Ganzeer (also known as Mohammed Fahmy) is an Egyptian street artist, graphic designer, illustrator, visual artist, blogger and activist although he would probably reject all of these labels. He has become known for his murals depicting the martyrs of the Arab Spring; for his graphics stencils and graffiti exposing political repression in Egypt; and for his outspoken criticism of the Egypt’s ruling military council. His work became one of the driving forces of political and revolutionary graffiti on Cairo’s streets. His street art and graphic work have become emblematic of the uprising, and at the same time have given it an iconic visual language that has

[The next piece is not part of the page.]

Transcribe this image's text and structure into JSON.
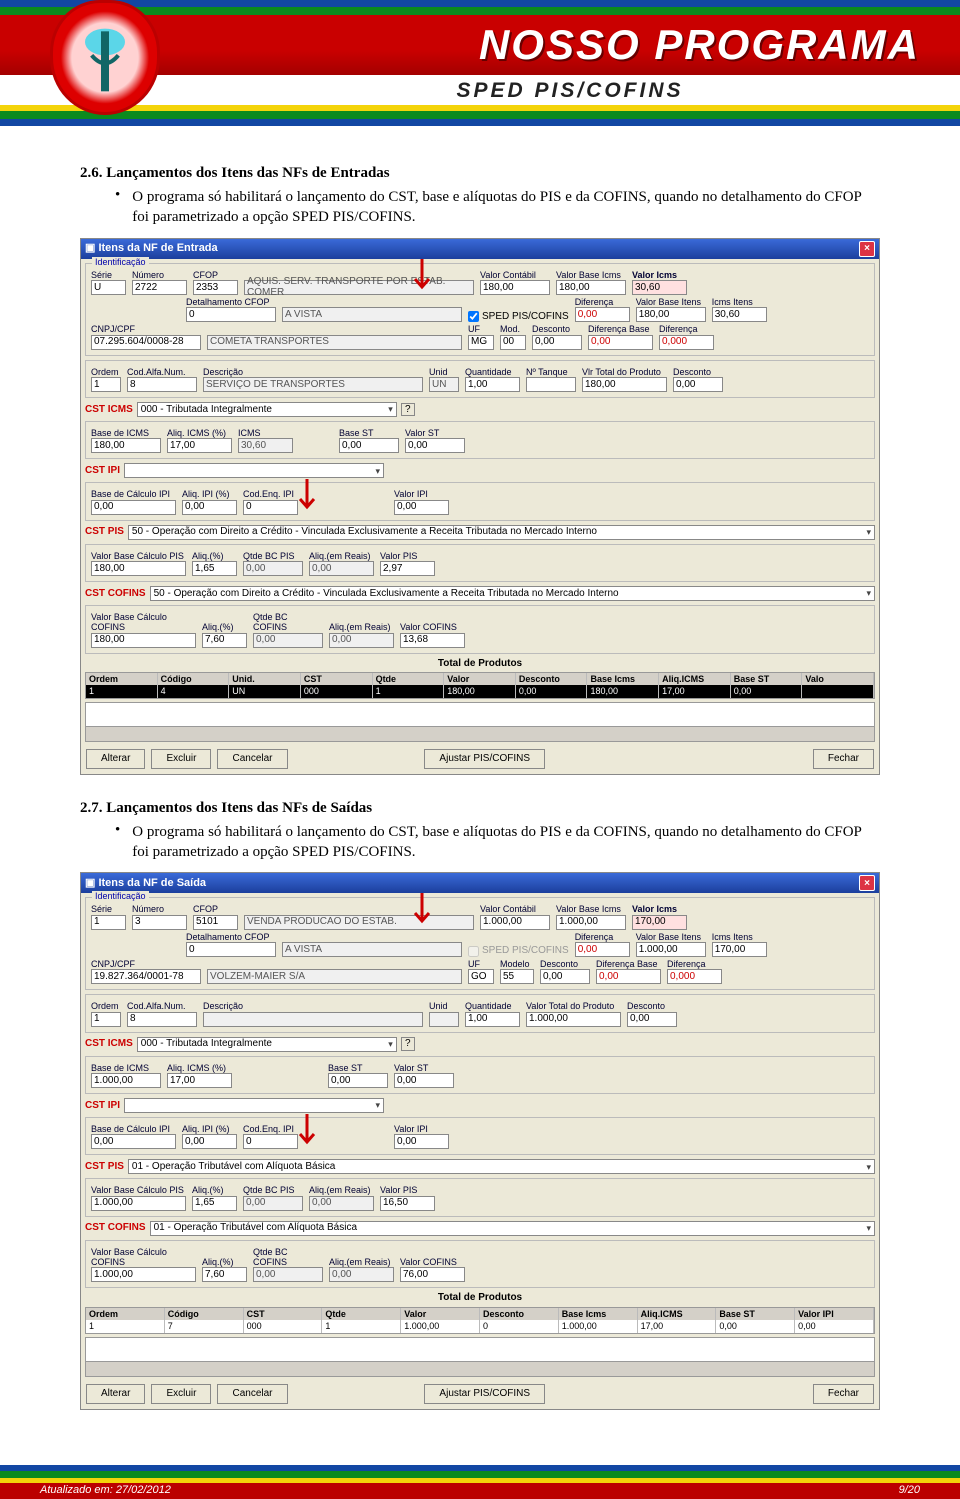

resonated in public space to this day. The Mask of Freedom, for example, which circulated as posters, stickers and t-shirts, depicts a man who is gagged and blindfolded with tiny wings on each side of his head: a deliberately decorative idea of freedom. The caption beneath reads, “Salute from the Supreme Council of the Armed Forces to the Loving Sons of the Nation.” The visual language here is direct, symbolic, and unequivocal, while the ironic antimilitarist message is crystal clear. Ganzeer is part of a generation of courageous, outspoken politically

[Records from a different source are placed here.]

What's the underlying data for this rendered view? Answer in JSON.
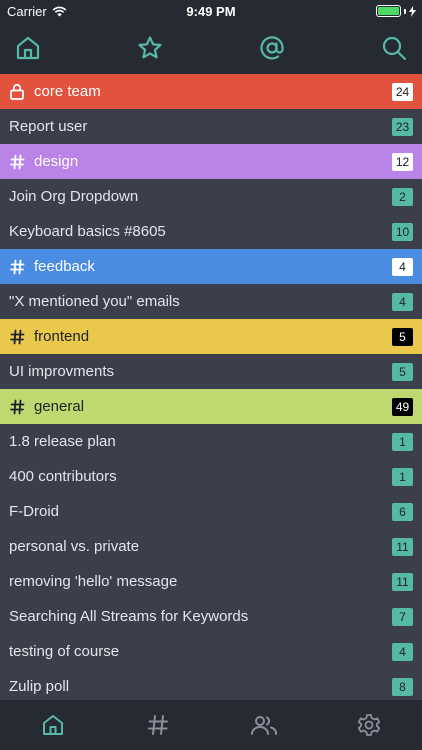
{
  "status_bar": {
    "carrier": "Carrier",
    "time": "9:49 PM"
  },
  "top_nav": {
    "icons": [
      "home-icon",
      "star-icon",
      "at-sign-icon",
      "search-icon"
    ]
  },
  "colors": {
    "accent": "#56b9a5",
    "core_team": "#e3523d",
    "design": "#b983e8",
    "feedback": "#4a8ce2",
    "frontend": "#e9c84b",
    "general": "#bfd870"
  },
  "rows": [
    {
      "kind": "stream",
      "name": "core team",
      "icon": "lock-icon",
      "count": "24"
    },
    {
      "kind": "topic",
      "name": "Report user",
      "count": "23"
    },
    {
      "kind": "stream",
      "name": "design",
      "icon": "hash-icon",
      "count": "12"
    },
    {
      "kind": "topic",
      "name": "Join Org Dropdown",
      "count": "2"
    },
    {
      "kind": "topic",
      "name": "Keyboard basics #8605",
      "count": "10"
    },
    {
      "kind": "stream",
      "name": "feedback",
      "icon": "hash-icon",
      "count": "4"
    },
    {
      "kind": "topic",
      "name": "\"X mentioned you\" emails",
      "count": "4"
    },
    {
      "kind": "stream",
      "name": "frontend",
      "icon": "hash-icon",
      "count": "5"
    },
    {
      "kind": "topic",
      "name": "UI improvments",
      "count": "5"
    },
    {
      "kind": "stream",
      "name": "general",
      "icon": "hash-icon",
      "count": "49"
    },
    {
      "kind": "topic",
      "name": "1.8 release plan",
      "count": "1"
    },
    {
      "kind": "topic",
      "name": "400 contributors",
      "count": "1"
    },
    {
      "kind": "topic",
      "name": "F-Droid",
      "count": "6"
    },
    {
      "kind": "topic",
      "name": "personal vs. private",
      "count": "11"
    },
    {
      "kind": "topic",
      "name": "removing 'hello' message",
      "count": "11"
    },
    {
      "kind": "topic",
      "name": "Searching All Streams for Keywords",
      "count": "7"
    },
    {
      "kind": "topic",
      "name": "testing of course",
      "count": "4"
    },
    {
      "kind": "topic",
      "name": "Zulip poll",
      "count": "8"
    }
  ],
  "tab_bar": {
    "icons": [
      "home-tab-icon",
      "streams-tab-icon",
      "people-tab-icon",
      "settings-tab-icon"
    ]
  }
}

engaged artists who have been actively working to effect change in Egypt, and who have –for the first time in the country– claimed public space through critically creative means of expression. In 2014, however, Ganzeer was identified by his real name and denounced on state television as a “recruit of the Muslim Brotherhood.” Two days after this event which opened the way for persecution, the artist left for the
US, though he refuses to ask for political asylum and thus relinquish his Egyptian identity and right to vote.
He continues to work from his temporary home, New York, to raise awareness about the situation in Egypt. In the exhibition, he shows an installation comprised of a collage of resistance posters designed and used in Egypt between 2011-2014, against the backdrop of a reproduction of a mural painted in Cairo in 2013 of a large cat, a symbol for the Egyptian people.